Posted in:General
Posted by Gary Bish on December 9th, 2013 10:09 PMLeave a Comment

December 9th, 2013 10:04 PM

Read more here: http://www.myrtlebeachonline.com/2013/07/31/3617971/myrtle-beach-area-housing-market.html#storylink=cpy

According to Steve Jones (sjones@thesunnews.com)  from the Sun News:

The Grand Strand real estate market prices are registering their first year-to-year increase since 2007, according to a report by SiteTech Systems.

Median prices for single family homes were up 6.4 percent through June 2012, reaching $180,000 this year versus $165,000 last year.

For condominiums, the report showed, the 2013 median sales price in the half-year is at $107,000, which is $1,000 above 2012.

The report is more positive news for a market that is showing growing strength as the year progresses. But Realtors and others emphasize that the growth is slow, just the way they want to see it.

The SiteTech report further showed that year-to-year sales volume is up 20.4 percent over 2012, and the company is forecasting single digit growth for the second half of 2013 with the full year gain expected to be 11 percent.

Condo sales are up 5.4 percent so far this year and are projected to end the year with a growth of 6 percent.

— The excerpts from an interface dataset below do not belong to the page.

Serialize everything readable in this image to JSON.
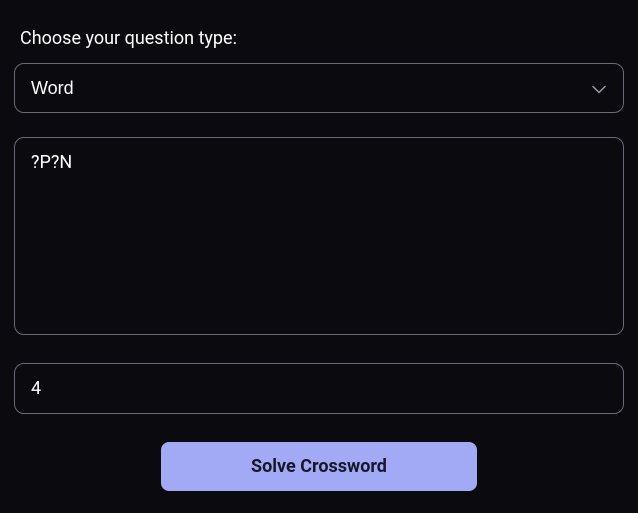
{
  "form": {
    "label": "Choose your question type:",
    "select": {
      "selected": "Word"
    },
    "pattern": {
      "value": "?P?N"
    },
    "length": {
      "value": "4"
    },
    "button": {
      "label": "Solve Crossword"
    }
  }
}
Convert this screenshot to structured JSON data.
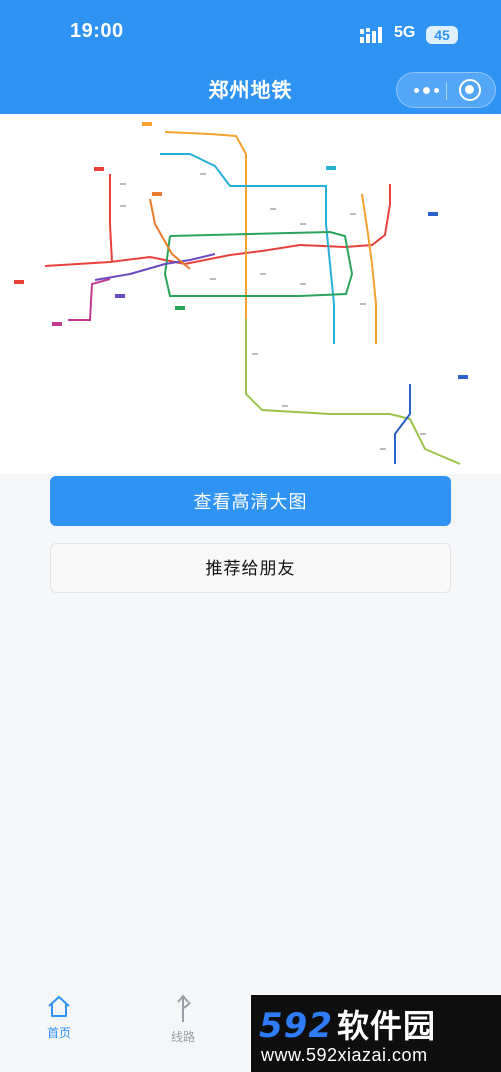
{
  "status_bar": {
    "time": "19:00",
    "network": "5G",
    "battery": "45"
  },
  "nav": {
    "title": "郑州地铁"
  },
  "actions": {
    "primary_label": "查看高清大图",
    "secondary_label": "推荐给朋友"
  },
  "tabbar": {
    "items": [
      {
        "label": "首页",
        "icon": "home-icon"
      },
      {
        "label": "线路",
        "icon": "route-icon"
      }
    ]
  },
  "watermark": {
    "brand": "592",
    "brand_cn": "软件园",
    "url": "www.592xiazai.com"
  },
  "colors": {
    "primary": "#2f93f4",
    "tab_active": "#2f93f4",
    "tab_inactive": "#9a9ea6"
  },
  "map_lines": [
    {
      "color": "#e8413c"
    },
    {
      "color": "#f4a12d"
    },
    {
      "color": "#27b0d8"
    },
    {
      "color": "#2ba35a"
    },
    {
      "color": "#c23a8f"
    },
    {
      "color": "#6b4bc1"
    },
    {
      "color": "#9bc34a"
    },
    {
      "color": "#2a62c9"
    },
    {
      "color": "#e87b2c"
    }
  ]
}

Sales have improved to the extent that the absorption rate for single-family homes on the market now is down more than two months over the 12.7 absorption rate in the second quarter of 2012, according to the SiteTech report. The absorption rate is the amount of time it would take to sell all the properties currently on the market. For condominiums, the rate has dropped to 10.8 months this year versus 12.1 months for the same time last year.


Read more here: http://www.myrtlebeachonline.com/2013/07/31/3617971/myrtle-beach-area-housing-market.html#storylink=cpy

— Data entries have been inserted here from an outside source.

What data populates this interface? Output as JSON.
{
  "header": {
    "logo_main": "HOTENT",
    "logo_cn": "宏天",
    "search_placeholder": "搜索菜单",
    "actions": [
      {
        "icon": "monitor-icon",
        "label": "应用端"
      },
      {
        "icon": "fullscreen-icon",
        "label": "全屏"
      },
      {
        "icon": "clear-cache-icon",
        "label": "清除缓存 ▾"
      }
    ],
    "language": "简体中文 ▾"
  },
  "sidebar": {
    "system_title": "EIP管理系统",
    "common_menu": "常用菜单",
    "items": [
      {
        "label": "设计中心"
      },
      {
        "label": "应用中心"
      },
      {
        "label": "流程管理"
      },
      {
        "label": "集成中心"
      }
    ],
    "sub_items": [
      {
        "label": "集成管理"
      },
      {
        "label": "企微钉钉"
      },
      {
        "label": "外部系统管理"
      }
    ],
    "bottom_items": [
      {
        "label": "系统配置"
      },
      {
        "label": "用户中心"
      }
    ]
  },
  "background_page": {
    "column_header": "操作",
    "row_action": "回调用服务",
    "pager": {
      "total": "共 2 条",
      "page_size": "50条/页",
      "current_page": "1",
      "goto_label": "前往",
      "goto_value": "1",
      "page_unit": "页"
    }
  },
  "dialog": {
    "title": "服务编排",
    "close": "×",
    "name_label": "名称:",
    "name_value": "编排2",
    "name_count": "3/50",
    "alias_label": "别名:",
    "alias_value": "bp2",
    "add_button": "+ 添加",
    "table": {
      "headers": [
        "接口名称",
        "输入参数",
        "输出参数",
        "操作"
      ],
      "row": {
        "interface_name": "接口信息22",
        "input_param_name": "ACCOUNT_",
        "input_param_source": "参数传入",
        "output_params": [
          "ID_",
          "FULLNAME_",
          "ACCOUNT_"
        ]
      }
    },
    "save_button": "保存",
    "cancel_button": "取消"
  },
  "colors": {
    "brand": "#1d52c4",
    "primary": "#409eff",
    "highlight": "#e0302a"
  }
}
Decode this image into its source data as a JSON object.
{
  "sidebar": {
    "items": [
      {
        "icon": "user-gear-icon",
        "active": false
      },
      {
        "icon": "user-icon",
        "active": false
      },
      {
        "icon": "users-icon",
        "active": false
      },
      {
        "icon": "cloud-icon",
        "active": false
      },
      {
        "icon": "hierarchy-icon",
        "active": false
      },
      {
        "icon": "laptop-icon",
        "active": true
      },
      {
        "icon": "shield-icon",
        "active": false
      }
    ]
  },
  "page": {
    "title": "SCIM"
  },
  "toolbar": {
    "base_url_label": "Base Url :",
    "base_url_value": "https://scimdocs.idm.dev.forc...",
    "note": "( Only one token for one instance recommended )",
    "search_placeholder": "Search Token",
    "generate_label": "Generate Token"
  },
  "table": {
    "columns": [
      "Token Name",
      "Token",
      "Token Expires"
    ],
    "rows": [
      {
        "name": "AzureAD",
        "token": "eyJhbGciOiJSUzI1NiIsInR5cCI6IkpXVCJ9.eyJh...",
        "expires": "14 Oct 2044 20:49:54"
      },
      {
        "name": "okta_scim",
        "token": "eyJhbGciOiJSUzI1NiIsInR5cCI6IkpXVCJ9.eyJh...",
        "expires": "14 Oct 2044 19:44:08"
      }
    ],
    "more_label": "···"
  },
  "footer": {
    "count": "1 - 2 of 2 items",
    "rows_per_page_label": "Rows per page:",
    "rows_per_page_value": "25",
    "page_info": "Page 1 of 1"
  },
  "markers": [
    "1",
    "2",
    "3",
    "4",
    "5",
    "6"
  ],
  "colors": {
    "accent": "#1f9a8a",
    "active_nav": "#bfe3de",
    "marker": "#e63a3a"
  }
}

Activity throughout Horry County varied by location, with the longest absorption rates, 13.8 months and 13.4 months, respectively, in North Myrtle Beach and Loris/Aynor.

The Loris/Aynor area also had the lowest median list price, $139,900, and sales price, $122,750, while North Myrtle Beach topped each at $324,900 median list price and $275,000 median sales price.

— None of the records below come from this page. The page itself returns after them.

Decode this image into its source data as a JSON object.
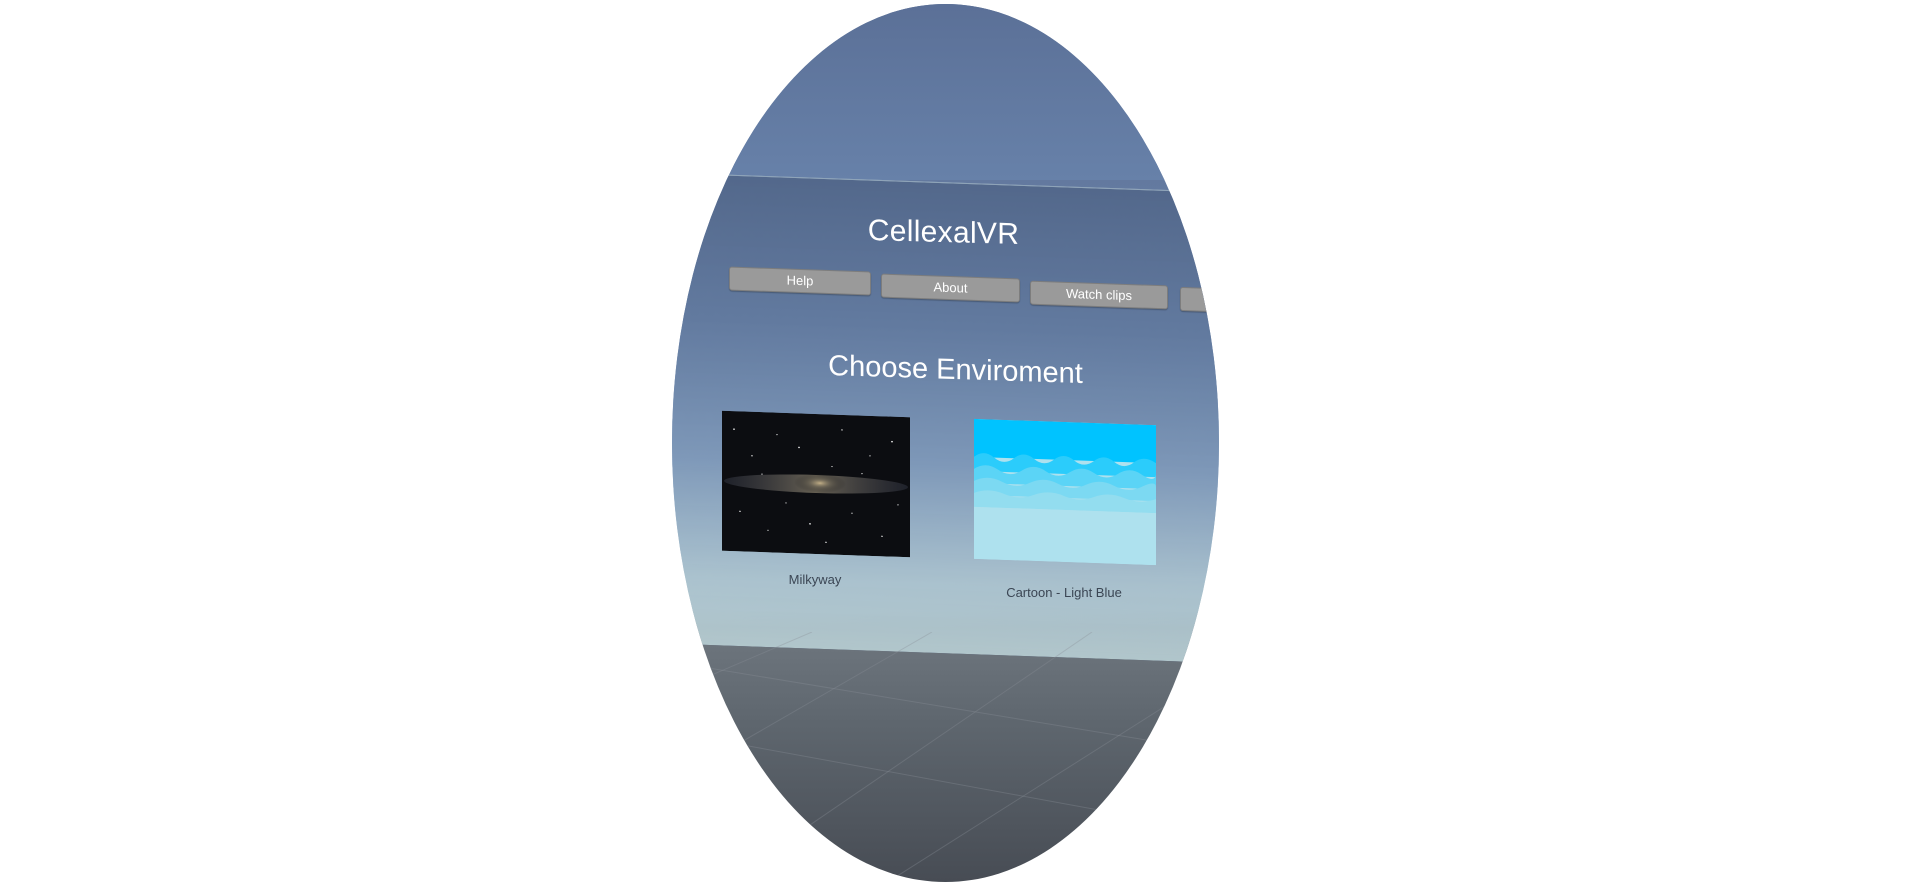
{
  "app": {
    "title": "CellexalVR"
  },
  "nav": {
    "items": [
      {
        "label": ""
      },
      {
        "label": "Help"
      },
      {
        "label": "About"
      },
      {
        "label": "Watch clips"
      },
      {
        "label": ""
      }
    ]
  },
  "environments": {
    "heading": "Choose Enviroment",
    "options": [
      {
        "label": "Milkyway",
        "icon": "milkyway-thumbnail"
      },
      {
        "label": "Cartoon - Light Blue",
        "icon": "cartoon-light-blue-thumbnail"
      }
    ]
  },
  "colors": {
    "sky": "#6780a8",
    "button": "#9a9a9a",
    "floor": "#5e666e",
    "cartoon_sky": "#00c3ff"
  }
}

The Carolina Forest and Forestbrook/Socastee areas had the largest percentage of distressed homes on the market.

The lower overall inventory means there’s not as much for buyers to choose from in a particular price range as used to be the case. She said that while not too long ago, Realtors could show clients 40 homes to 50 homes in almost any category, now the number might be eight to 10.

The days of making low-ball offers are pretty much over.


Read more here: http://www.myrtlebeachonline.com/2013/07/31/3617971/myrtle-beach-area-housing-market.html#storylink=cpy

Posted in:General
Posted by Gary Bish on December 9th, 2013 10:04 PMLeave a Comment